→ **Extracted records**
╔══
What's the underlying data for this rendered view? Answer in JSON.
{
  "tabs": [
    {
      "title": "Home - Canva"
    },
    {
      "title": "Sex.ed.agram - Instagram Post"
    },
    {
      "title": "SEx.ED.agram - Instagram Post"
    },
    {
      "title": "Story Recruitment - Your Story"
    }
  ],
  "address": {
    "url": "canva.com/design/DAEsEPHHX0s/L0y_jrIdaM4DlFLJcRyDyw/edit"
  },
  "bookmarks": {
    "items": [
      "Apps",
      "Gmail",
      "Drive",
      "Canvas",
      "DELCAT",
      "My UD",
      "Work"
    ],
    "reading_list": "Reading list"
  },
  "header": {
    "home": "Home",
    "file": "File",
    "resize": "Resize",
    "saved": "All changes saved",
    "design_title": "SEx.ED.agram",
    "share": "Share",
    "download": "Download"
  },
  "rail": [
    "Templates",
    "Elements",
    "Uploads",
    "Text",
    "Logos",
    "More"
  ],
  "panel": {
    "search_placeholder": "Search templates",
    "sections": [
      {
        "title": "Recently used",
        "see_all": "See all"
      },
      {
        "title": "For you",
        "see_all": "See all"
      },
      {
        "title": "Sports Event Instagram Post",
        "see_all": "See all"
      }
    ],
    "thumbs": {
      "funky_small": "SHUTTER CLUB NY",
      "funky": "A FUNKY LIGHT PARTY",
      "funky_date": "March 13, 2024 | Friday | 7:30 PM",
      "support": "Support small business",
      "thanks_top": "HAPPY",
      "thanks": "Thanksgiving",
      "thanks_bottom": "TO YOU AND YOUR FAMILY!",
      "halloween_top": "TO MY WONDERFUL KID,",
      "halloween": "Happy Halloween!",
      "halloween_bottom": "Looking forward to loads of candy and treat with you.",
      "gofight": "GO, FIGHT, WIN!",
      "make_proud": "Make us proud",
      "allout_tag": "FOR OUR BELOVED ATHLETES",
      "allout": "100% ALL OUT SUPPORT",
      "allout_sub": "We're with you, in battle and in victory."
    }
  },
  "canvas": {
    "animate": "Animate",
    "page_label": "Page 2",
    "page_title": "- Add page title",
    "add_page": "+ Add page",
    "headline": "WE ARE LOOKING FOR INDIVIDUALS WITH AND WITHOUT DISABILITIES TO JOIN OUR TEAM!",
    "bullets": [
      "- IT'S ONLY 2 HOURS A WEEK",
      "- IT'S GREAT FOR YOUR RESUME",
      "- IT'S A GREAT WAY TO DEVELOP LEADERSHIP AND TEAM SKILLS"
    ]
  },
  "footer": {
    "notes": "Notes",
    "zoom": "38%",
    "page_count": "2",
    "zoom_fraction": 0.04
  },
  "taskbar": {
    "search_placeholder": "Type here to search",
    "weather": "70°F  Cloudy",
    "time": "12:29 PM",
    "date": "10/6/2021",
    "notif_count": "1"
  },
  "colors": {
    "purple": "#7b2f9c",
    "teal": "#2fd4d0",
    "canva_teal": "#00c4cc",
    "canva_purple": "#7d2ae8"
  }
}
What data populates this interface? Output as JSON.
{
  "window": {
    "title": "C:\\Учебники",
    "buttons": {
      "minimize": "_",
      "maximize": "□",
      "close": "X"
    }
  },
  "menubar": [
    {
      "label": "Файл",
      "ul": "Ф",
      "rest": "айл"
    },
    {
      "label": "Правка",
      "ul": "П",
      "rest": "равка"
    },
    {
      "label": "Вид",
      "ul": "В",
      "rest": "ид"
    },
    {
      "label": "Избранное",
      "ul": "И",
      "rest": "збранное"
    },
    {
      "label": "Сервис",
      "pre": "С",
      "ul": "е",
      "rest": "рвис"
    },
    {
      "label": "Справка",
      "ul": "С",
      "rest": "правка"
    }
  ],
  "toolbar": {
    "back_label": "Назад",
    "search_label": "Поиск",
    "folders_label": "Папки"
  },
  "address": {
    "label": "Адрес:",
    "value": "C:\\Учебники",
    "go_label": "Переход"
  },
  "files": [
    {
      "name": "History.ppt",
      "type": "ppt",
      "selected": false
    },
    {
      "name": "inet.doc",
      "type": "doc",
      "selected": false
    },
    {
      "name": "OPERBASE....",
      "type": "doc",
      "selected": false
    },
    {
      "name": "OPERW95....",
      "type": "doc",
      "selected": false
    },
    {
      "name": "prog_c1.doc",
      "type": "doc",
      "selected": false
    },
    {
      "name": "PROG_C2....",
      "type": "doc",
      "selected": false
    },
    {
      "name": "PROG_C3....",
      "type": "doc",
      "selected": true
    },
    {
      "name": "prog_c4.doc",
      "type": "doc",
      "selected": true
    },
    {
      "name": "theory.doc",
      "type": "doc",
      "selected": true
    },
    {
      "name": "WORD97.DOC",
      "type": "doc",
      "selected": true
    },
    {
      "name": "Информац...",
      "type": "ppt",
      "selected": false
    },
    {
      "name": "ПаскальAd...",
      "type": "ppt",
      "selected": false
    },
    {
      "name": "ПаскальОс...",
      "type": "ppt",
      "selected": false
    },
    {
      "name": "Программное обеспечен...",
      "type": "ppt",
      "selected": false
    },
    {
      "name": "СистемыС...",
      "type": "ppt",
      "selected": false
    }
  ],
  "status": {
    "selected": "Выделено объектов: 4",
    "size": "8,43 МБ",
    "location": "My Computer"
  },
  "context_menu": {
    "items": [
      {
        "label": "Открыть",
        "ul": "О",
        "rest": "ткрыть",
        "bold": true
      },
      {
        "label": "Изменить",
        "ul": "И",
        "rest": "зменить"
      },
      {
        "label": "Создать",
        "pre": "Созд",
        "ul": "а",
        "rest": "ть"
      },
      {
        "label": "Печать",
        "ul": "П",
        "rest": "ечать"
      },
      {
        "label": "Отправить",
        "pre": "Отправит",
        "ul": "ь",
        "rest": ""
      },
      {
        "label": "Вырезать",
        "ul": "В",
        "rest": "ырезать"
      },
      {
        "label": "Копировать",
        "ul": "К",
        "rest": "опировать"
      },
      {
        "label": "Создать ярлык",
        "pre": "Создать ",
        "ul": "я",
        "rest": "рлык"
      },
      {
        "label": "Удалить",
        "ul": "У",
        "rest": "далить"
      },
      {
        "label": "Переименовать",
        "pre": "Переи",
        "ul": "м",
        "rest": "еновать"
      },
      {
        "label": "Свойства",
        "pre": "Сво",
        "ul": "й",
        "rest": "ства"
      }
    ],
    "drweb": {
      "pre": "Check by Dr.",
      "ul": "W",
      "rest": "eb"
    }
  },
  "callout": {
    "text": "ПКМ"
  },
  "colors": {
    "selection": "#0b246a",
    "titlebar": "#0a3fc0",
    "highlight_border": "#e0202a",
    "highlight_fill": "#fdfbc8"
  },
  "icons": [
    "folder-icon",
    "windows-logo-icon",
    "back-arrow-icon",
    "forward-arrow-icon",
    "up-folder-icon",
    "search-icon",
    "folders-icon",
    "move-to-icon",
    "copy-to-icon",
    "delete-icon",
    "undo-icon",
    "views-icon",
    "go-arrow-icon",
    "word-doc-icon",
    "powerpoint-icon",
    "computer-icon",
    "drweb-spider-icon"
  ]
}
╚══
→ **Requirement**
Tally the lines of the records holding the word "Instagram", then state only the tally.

→ **Finished exercise**
3